by Shawn T. Grimes
Woodbridge, Suffolk, UK: Boydell Press, 2012. Pp. xiv, 264.
Maps, appends., notes, biblio., index. $115.00. ISBN: 184383698X
is a ground breaking look at war planning in the Royal Navy from late-Victorian
times through the end of World War I.
Amassing a huge amount of hitherto overlooked evidence, Dr. Grimes
(Saskatchewan) takes on the notion that strategy and war planning in the Royal
Navy in this era was non-existent or at best amateurish, thus throwing a fresh
light on the entire period.
opens with a look at how the Royal Navy viewed the naval side of the Franco-Russian
alliance that began to take shape in 1888 and British strategic thought into
the 1890. He then examines the
increasing sensitivity to rising German naval power, which led to a decisive
shift in war planning, yet one which had surprising roots in earlier strategies. Grimes then discusses how planning and
strategy evolved and changed during the war itself In doing this, he makes use not only of
actual wartime experience, but also takes a good look at the lessons of fleet
maneuvers, an often overlooked element in the shaping of maritime
the course of telling this story, Grimes covers a number of other aspects of
the naval history of the period. For
example, he examines British notions of operations in cooperation in
Scandinavia, where, rather surprisingly, some of the regional nations were not

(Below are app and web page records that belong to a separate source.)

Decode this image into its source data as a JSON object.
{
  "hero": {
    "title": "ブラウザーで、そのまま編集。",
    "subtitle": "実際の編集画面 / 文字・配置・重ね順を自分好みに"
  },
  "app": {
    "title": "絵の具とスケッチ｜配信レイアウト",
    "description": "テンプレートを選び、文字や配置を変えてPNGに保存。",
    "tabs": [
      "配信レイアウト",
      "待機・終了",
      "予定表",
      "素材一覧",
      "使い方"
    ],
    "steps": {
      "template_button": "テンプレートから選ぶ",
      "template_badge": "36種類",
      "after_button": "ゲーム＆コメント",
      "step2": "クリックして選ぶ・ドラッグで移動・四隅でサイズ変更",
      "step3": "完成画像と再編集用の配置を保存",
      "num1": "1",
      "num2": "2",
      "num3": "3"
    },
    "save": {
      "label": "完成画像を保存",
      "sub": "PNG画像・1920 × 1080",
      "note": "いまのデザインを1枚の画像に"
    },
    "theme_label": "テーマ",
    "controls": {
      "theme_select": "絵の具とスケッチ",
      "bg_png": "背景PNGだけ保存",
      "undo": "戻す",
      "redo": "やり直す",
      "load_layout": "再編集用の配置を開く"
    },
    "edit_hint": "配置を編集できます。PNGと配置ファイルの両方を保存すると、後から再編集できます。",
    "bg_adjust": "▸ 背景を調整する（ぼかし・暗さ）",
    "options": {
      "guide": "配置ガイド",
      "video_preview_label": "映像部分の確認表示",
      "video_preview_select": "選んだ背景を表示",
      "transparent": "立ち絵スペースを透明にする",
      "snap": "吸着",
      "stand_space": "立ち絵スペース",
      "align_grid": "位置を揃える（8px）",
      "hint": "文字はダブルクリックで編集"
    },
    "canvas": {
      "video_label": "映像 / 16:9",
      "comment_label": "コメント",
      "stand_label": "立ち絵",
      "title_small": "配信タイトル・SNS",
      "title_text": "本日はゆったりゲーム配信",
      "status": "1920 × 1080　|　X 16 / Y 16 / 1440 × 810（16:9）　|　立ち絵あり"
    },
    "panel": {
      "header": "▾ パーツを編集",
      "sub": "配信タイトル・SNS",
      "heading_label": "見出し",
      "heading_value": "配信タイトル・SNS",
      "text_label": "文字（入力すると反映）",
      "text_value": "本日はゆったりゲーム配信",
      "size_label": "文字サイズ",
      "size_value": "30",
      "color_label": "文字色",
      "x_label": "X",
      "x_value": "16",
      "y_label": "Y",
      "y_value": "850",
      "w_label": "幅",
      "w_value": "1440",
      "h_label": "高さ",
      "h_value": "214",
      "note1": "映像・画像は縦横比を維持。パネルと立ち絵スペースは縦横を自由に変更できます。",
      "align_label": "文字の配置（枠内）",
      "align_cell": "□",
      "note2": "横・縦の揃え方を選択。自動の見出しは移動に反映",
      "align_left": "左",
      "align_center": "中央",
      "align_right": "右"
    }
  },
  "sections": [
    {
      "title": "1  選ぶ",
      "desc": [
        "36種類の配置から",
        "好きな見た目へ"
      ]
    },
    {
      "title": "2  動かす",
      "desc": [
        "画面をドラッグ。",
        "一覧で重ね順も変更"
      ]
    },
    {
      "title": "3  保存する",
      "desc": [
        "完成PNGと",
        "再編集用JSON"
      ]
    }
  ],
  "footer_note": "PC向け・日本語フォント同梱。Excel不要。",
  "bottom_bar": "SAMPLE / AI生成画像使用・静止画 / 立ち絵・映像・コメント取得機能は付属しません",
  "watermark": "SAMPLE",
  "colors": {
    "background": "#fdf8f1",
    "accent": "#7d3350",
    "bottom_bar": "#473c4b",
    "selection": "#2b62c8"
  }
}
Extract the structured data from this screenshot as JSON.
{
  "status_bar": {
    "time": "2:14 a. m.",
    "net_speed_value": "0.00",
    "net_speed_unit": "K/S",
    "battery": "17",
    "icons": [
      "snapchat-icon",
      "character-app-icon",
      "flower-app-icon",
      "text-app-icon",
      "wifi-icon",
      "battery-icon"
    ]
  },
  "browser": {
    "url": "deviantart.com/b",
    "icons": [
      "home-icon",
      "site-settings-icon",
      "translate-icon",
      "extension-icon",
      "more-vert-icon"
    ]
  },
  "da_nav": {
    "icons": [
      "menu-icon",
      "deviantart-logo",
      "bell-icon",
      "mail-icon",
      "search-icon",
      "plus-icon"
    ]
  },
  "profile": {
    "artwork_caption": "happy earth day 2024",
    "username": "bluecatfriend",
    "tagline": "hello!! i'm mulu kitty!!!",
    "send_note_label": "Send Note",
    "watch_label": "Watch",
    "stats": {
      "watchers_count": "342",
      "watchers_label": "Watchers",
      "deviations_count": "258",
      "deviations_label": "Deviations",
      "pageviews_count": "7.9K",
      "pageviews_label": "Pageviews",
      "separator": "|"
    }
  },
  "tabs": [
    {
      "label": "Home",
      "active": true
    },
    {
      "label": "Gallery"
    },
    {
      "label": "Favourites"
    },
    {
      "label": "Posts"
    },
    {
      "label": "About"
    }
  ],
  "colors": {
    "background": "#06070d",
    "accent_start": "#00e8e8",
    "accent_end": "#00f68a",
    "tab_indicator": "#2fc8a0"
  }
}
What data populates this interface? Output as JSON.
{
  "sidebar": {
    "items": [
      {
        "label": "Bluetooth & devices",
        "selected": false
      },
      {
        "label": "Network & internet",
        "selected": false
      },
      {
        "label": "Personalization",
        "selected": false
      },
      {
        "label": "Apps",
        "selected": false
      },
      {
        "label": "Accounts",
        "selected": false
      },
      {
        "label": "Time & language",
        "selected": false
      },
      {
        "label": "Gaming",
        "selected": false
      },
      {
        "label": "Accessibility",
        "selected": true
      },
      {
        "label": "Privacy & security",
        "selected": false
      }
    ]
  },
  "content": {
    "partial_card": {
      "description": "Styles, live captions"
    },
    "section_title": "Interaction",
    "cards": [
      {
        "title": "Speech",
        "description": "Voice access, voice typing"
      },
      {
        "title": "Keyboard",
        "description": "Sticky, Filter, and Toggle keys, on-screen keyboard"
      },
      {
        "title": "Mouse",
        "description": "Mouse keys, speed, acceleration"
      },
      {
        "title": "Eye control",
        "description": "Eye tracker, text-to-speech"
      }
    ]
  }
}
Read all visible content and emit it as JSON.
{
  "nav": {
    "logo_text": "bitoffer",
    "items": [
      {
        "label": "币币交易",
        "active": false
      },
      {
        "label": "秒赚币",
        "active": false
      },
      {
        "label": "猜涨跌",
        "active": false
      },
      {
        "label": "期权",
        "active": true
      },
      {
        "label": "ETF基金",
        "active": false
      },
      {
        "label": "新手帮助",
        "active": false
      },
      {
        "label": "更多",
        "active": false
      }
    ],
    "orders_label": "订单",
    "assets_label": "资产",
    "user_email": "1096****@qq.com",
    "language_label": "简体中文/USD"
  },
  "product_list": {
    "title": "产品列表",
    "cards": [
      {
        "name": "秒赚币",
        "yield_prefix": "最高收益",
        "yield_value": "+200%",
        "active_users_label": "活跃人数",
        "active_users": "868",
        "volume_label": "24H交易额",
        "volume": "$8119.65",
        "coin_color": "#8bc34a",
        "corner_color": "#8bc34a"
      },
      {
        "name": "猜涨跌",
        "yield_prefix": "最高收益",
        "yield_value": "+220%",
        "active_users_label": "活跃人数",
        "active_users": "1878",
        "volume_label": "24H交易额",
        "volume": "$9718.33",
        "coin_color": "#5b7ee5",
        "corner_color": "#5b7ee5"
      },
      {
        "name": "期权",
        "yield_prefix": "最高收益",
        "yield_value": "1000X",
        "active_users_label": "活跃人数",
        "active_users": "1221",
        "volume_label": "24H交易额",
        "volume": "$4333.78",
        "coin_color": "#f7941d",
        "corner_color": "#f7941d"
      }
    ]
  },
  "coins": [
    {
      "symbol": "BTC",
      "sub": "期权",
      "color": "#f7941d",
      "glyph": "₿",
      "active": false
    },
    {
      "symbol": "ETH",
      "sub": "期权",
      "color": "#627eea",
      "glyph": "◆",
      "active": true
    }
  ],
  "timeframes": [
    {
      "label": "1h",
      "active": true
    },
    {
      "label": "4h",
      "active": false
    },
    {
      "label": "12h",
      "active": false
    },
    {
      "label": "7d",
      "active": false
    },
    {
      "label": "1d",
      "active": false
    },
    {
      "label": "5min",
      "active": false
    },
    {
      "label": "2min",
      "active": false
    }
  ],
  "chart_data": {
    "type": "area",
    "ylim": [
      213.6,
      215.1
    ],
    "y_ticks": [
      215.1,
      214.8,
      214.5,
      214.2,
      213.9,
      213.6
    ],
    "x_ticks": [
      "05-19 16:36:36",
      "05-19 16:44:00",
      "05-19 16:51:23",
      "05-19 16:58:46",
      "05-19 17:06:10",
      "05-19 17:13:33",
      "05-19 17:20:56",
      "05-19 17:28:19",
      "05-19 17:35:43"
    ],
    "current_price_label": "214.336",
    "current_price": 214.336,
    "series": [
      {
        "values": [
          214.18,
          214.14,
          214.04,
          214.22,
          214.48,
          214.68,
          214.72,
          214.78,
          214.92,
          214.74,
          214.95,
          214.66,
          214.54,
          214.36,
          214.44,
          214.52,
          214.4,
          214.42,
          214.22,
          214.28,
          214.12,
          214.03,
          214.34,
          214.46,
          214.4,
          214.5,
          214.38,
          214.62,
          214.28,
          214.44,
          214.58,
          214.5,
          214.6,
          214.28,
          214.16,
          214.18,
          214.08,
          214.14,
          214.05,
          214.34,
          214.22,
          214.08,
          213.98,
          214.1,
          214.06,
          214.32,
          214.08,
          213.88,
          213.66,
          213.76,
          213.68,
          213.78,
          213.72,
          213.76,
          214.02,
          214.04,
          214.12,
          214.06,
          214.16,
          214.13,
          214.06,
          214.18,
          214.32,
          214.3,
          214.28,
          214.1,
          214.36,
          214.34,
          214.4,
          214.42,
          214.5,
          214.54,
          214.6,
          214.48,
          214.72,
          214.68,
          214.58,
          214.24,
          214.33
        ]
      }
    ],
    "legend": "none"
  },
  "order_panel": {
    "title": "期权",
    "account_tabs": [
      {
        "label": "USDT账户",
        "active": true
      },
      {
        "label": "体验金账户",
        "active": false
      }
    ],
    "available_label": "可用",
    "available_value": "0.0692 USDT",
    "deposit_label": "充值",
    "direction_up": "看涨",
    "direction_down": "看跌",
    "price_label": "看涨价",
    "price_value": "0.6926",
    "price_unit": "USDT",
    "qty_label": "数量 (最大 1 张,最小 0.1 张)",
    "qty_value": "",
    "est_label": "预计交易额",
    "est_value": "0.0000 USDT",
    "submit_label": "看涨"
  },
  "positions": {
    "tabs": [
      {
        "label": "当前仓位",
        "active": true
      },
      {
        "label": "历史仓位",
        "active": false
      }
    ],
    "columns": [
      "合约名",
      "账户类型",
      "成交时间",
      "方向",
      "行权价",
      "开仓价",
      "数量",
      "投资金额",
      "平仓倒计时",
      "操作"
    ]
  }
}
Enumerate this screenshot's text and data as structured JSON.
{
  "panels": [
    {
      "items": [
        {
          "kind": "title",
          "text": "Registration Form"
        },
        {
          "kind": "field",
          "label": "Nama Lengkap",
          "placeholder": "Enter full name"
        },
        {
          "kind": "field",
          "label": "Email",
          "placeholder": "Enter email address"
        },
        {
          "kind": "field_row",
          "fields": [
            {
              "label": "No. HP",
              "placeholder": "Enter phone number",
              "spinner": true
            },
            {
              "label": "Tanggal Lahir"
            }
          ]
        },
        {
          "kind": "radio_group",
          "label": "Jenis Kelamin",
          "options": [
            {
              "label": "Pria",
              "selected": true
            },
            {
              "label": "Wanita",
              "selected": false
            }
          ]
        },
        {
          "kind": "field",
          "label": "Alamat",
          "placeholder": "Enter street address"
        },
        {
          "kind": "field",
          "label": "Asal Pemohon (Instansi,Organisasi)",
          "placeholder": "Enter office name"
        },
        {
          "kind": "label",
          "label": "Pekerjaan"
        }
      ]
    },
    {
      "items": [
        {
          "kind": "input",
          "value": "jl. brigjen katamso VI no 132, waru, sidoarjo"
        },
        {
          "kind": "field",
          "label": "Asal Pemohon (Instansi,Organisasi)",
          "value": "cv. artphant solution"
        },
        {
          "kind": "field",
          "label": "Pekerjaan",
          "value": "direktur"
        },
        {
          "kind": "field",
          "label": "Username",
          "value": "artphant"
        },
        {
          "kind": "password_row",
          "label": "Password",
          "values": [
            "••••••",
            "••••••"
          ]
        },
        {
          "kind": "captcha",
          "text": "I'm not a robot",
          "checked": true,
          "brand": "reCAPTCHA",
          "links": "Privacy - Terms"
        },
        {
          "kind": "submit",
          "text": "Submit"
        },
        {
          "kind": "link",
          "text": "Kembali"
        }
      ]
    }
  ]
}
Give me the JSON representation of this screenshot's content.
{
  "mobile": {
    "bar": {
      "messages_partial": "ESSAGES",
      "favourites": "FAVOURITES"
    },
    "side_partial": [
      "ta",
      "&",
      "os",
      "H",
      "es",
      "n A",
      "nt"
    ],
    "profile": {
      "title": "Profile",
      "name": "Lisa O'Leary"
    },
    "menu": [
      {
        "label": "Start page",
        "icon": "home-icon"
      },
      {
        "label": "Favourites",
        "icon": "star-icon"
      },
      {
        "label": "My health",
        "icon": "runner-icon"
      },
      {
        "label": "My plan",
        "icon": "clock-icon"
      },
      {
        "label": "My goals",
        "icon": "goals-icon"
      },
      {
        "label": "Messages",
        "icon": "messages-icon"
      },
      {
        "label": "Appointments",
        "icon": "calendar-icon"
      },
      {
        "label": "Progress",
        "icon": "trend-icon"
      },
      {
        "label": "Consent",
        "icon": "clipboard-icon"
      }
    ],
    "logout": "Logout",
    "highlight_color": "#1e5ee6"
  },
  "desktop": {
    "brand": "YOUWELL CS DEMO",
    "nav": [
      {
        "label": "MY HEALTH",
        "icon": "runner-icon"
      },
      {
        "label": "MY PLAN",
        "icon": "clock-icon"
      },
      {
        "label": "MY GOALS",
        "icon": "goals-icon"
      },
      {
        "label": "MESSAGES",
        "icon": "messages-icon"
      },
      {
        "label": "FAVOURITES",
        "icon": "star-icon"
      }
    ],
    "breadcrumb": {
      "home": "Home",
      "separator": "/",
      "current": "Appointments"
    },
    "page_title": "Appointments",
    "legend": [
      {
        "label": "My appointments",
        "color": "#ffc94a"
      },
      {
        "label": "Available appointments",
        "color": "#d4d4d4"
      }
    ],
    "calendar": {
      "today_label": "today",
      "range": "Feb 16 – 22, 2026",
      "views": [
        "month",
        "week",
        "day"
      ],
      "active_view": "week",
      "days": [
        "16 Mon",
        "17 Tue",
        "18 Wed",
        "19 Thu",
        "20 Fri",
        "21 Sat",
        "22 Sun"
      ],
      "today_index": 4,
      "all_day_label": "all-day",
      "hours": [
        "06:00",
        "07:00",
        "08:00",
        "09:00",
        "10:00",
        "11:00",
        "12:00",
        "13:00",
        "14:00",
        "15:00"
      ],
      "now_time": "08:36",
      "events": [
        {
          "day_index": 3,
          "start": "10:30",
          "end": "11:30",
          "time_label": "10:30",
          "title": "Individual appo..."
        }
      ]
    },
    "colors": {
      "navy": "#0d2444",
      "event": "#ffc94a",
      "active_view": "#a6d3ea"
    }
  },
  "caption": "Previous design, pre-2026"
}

as firmly committed to neutrality as is generally thought. Grimes also gives us politicians, naval
officers, and so forth, including several interesting but now largely forgotten
minor characters who played often surprising roles.
important book for those interested in the origins of the Great War and its
conduct at sea, Strategy and War Planning
in the British Navy, 1887-1918 well also prove reward for anyone studying
the history of naval strategy.